An early morning to head the last three miles into town. The plan was for dad to hitch in to resupply while mom and the kids hiked on. On the way, we met a German lady who informed us that where the AT crosses the Nolichucky river, an eponymous hostel offers shuttles into town at 9 and 11 am. Read More
The weather today was a little schizophrenic. It rained on and off over the night and we awoke to clouds whipping by in the morning and the sun dancing off the cloud formations. It would be sunny warm and humid (albeit windy), then the sky would darken, the temperature would drop, and it would rain for half an hour. Then the sun would break through again for half an hour, and the cycle would repeat itself. We learned to time our lunch and snack breaks for the sunny periods. Read More
We had a lazy morning in the meadow on Big Butt (the kids loved the name of this mountain, and after catching up to some other hikers, we discovered that potty jokes are apparently ageless — which of course is very different from timeless). We met a stray donkey on the trail (fitting after the mountain we slept on), which caused Orion to sound the alarm. The donkey just flattened its ears and waited calmly for me to get the leash on. Then it let the kids stroke his muzzle before ambling on down the trail.
I was having a little trouble remembering what happened on the 23rd, so I asked the kids, “what did we do yesterday guys?” Their response: “uh… We hiked.” I guess that about sums it up.
So the kids have favorite hiking socks. They were a gift from their aunt Barb who brought them back from a backpacking trip in Alaska. The kids each have a pair with a picture of a husky on them and the words Alaska written across the top, and each pair probably has over 200 trail miles on it.
We got into Hot Springs, NC early on the 21st after an easy 3 miles, had a great breakfast at the local diner, then checked in to our first hotel stay of the trip at Laughing Heart Lodge. We spent the day lounging in the sun with friends, eating more than our share of high calorie foods, soaking in the local hot springs, sleeping in comfortable beds and taking hot showers. It was vert restorative. Read More
Orion announces the hikers trying to sneak by to catch Easter sunrise on Max Patch, the grassy bald that was originally cleared by loggers, kept clear for decades by sheep, and now burned and mowed by the forest service. We climbed out of the tent and hurried the mile up to the top, but we, like they, were too late for first light. Read More
Up early and in to Standing Bear Farm where we bought eggs, sausage and English muffins and made breakfast sandwiches until we were full. The kids learned to play Texas Hold’em with Skittles loaned from fellow hiker Twelve Percent.
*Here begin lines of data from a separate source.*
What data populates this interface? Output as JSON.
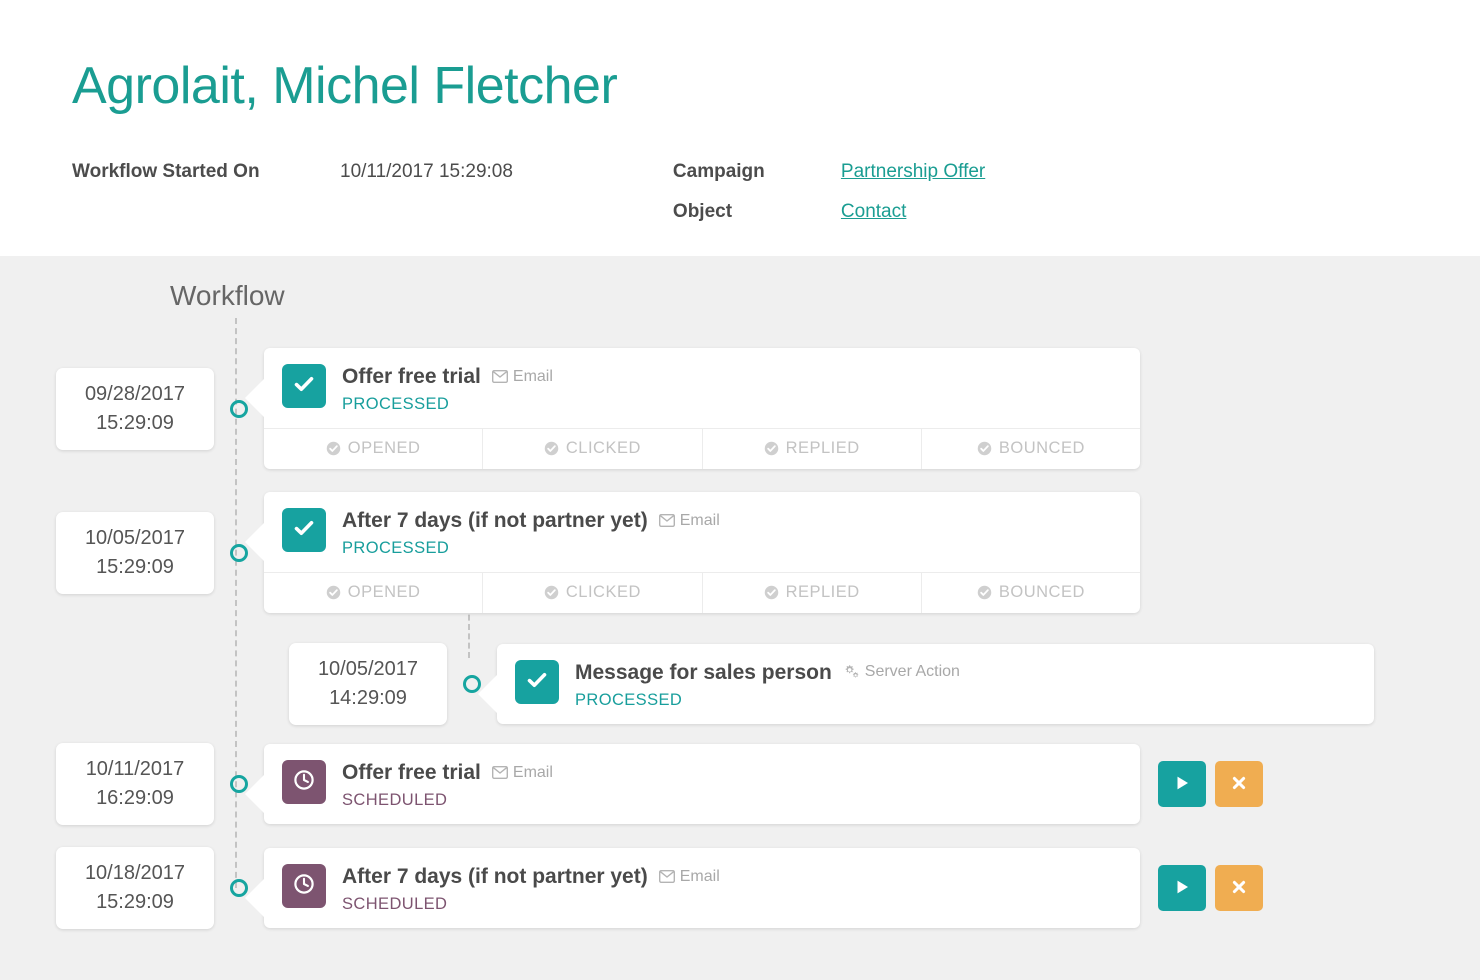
{
  "header": {
    "title": "Agrolait, Michel Fletcher",
    "started_label": "Workflow Started On",
    "started_value": "10/11/2017 15:29:08",
    "campaign_label": "Campaign",
    "campaign_value": "Partnership Offer",
    "object_label": "Object",
    "object_value": "Contact"
  },
  "workflow": {
    "label": "Workflow",
    "stat_labels": [
      "OPENED",
      "CLICKED",
      "REPLIED",
      "BOUNCED"
    ],
    "run_button_label": "Run now",
    "cancel_button_label": "Cancel",
    "rows": [
      {
        "date": "09/28/2017",
        "time": "15:29:09",
        "title": "Offer free trial",
        "type": "Email",
        "type_icon": "envelope-icon",
        "state": "PROCESSED",
        "badge_icon": "check-icon"
      },
      {
        "date": "10/05/2017",
        "time": "15:29:09",
        "title": "After 7 days (if not partner yet)",
        "type": "Email",
        "type_icon": "envelope-icon",
        "state": "PROCESSED",
        "badge_icon": "check-icon"
      },
      {
        "date": "10/05/2017",
        "time": "14:29:09",
        "title": "Message for sales person",
        "type": "Server Action",
        "type_icon": "gears-icon",
        "state": "PROCESSED",
        "badge_icon": "check-icon"
      },
      {
        "date": "10/11/2017",
        "time": "16:29:09",
        "title": "Offer free trial",
        "type": "Email",
        "type_icon": "envelope-icon",
        "state": "SCHEDULED",
        "badge_icon": "clock-icon"
      },
      {
        "date": "10/18/2017",
        "time": "15:29:09",
        "title": "After 7 days (if not partner yet)",
        "type": "Email",
        "type_icon": "envelope-icon",
        "state": "SCHEDULED",
        "badge_icon": "clock-icon"
      }
    ]
  },
  "colors": {
    "teal": "#17a2a0",
    "purple": "#7d5470",
    "orange": "#f0ad51",
    "page_bg": "#f0f0f0"
  }
}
We woke up at a crowded shelter and separated from the crowd a bit by getting out on the early side. The location of the designated camping areas in the Smokies tends to dictate mileage, and we had planned on a moderate day,